Another key aspect of the pitch is to address issues with the cleaners before the customers even experience a problem. Purchasers sometimes complain that the cleaners don’t handle 100% of the pool, so his staffers typically go over best care and maintenance practices, such as how to keep it clean and how and where to store it, to ensure optimal cleaner operation.

If a customer still isn’t convinced that an automatic pool cleaner is the right way to go, then it’s time to turn to the “free sample” sales tactic. Cimino offers rentals of his automatic pool cleaners to potential customers. If they decide to purchase the cleaner he reimburses them the rental fee.

“I don’t think I’ve had a single [rental] robot not result in a sale,” he says.

But if you’re looking to move more high-end robotic pool cleaners out the door, Lawrence recommends implementing a trade-up program. “[Give] customers a one-season trade-up guarantee on all pressure or suction side cleaners to a robotic cleaner,” Lawrence says. “If they like their pressure-side or suction-side cleaner, then they will love the robotic cleaners.”

But what are you going to do with all of those pre-owned cleaners? Well, this is a great opportunity to get creative.

Lawrence recommends demoting the preowned units to rental model status, and using them in display pools, or simply selling them as “pre-owned.” If the store has a service department, they can be used on service routes. And pool builders can use them as giveaways to customers who just purchased a new pool.

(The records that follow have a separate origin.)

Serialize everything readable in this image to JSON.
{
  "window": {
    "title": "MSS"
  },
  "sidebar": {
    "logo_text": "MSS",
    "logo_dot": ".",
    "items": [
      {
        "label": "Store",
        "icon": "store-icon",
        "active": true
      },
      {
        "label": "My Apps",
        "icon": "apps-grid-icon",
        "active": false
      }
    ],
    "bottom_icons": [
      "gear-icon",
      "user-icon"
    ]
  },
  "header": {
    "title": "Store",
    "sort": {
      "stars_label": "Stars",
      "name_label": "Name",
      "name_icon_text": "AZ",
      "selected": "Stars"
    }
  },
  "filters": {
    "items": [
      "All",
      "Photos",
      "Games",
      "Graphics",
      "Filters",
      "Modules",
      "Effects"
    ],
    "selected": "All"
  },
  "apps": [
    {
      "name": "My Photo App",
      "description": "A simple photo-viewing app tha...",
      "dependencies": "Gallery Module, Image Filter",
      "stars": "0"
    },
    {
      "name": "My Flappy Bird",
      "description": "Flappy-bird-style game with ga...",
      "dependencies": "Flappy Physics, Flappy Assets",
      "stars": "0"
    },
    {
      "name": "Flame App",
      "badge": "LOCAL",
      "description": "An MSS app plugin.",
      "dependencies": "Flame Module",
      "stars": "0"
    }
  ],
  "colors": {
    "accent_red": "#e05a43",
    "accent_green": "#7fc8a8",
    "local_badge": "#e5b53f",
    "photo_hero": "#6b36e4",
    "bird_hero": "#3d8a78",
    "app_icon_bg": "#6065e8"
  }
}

The Internet Perhaps the best way to beat the internet is to offer something that it can’t.

To combat the dismal cleaner sales of last year, Nicklas plans to kick off 2017 by offering only cleaners sold exclusively through brick-and-mortar operations. You won’t be able to find cleaners there that can be purchased from the internet. He plans to focus on pushing these models along with their added benefits, such as color changes, extra bags, brushes, extended warranties, and sometimes rebates to the consumer or dealer.

Vendors offer an increasingly large selection of brick-and-mortar-only products from which to choose, he adds, and manufacturers are starting to limit or void manufacturer warranties on products that were purchased online. In fact, he once found a brick-and-mortar-only pool cleaner for sale online and emailed the page link to his local manufacturer’s rep. By the end of the day, that page had been removed. “This shows how serious the manufacturers are getting about helping retailers,” he says.

Quint has taken the brick-and-mortar-only concept a step further by selling only one type of pool cleaner. He’s chosen this particular model for a number of very simple reasons: It’s a good product and he gets good support from the manufacturer. This clearly has worked well: Last year, Aqua Quip set a record in the sale of automatic pool cleaners, Quint reports.

Having such a scarce product selection in any one category might not work for every store owner, he admits. His business is located in the Pacific Northwest, which doesn’t have as much competition as stores in the Sunbelt. He recommends familiarizing yourself with your competition to see which merchandising supply route is right for you.